■ Data excerpts:

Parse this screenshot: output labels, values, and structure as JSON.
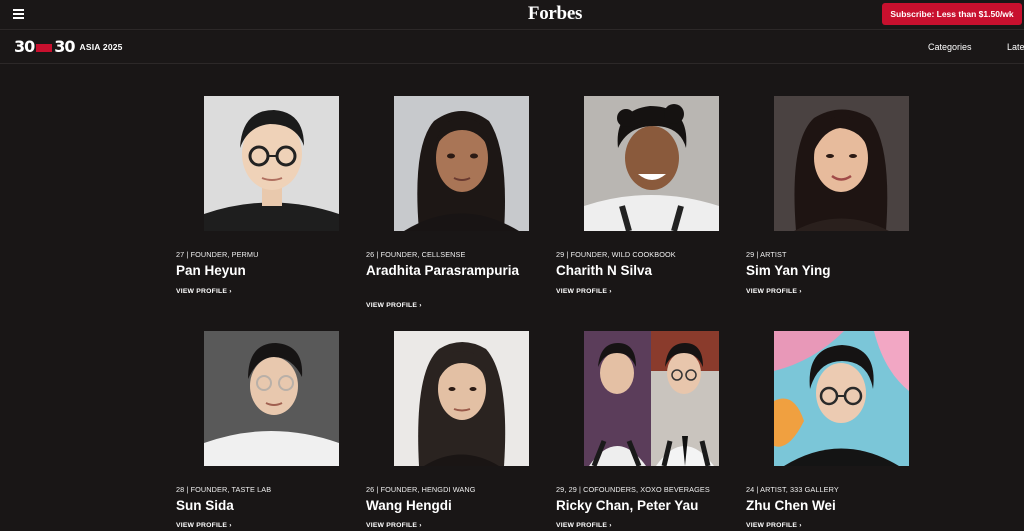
{
  "header": {
    "logo": "Forbes",
    "subscribe_label": "Subscribe: Less than $1.50/wk"
  },
  "nav": {
    "brand_left": "30",
    "brand_right": "30",
    "brand_tag": "ASIA 2025",
    "links": [
      "Categories",
      "Late"
    ]
  },
  "profiles": [
    {
      "meta": "27 | FOUNDER, PERMU",
      "name": "Pan Heyun",
      "link": "VIEW PROFILE"
    },
    {
      "meta": "26 | FOUNDER, CELLSENSE",
      "name": "Aradhita Parasrampuria",
      "link": "VIEW PROFILE"
    },
    {
      "meta": "29 | FOUNDER, WILD COOKBOOK",
      "name": "Charith N Silva",
      "link": "VIEW PROFILE"
    },
    {
      "meta": "29 | ARTIST",
      "name": "Sim Yan Ying",
      "link": "VIEW PROFILE"
    },
    {
      "meta": "28 | FOUNDER, TASTE LAB",
      "name": "Sun Sida",
      "link": "VIEW PROFILE"
    },
    {
      "meta": "26 | FOUNDER, HENGDI WANG",
      "name": "Wang Hengdi",
      "link": "VIEW PROFILE"
    },
    {
      "meta": "29, 29 | COFOUNDERS, XOXO BEVERAGES",
      "name": "Ricky Chan, Peter Yau",
      "link": "VIEW PROFILE"
    },
    {
      "meta": "24 | ARTIST, 333 GALLERY",
      "name": "Zhu Chen Wei",
      "link": "VIEW PROFILE"
    }
  ],
  "colors": {
    "background": "#191616",
    "accent": "#c8102e"
  }
}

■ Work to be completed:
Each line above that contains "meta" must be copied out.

■ Task response:
      "meta": "27 | FOUNDER, PERMU",
      "meta": "26 | FOUNDER, CELLSENSE",
      "meta": "29 | FOUNDER, WILD COOKBOOK",
      "meta": "29 | ARTIST",
      "meta": "28 | FOUNDER, TASTE LAB",
      "meta": "26 | FOUNDER, HENGDI WANG",
      "meta": "29, 29 | COFOUNDERS, XOXO BEVERAGES",
      "meta": "24 | ARTIST, 333 GALLERY",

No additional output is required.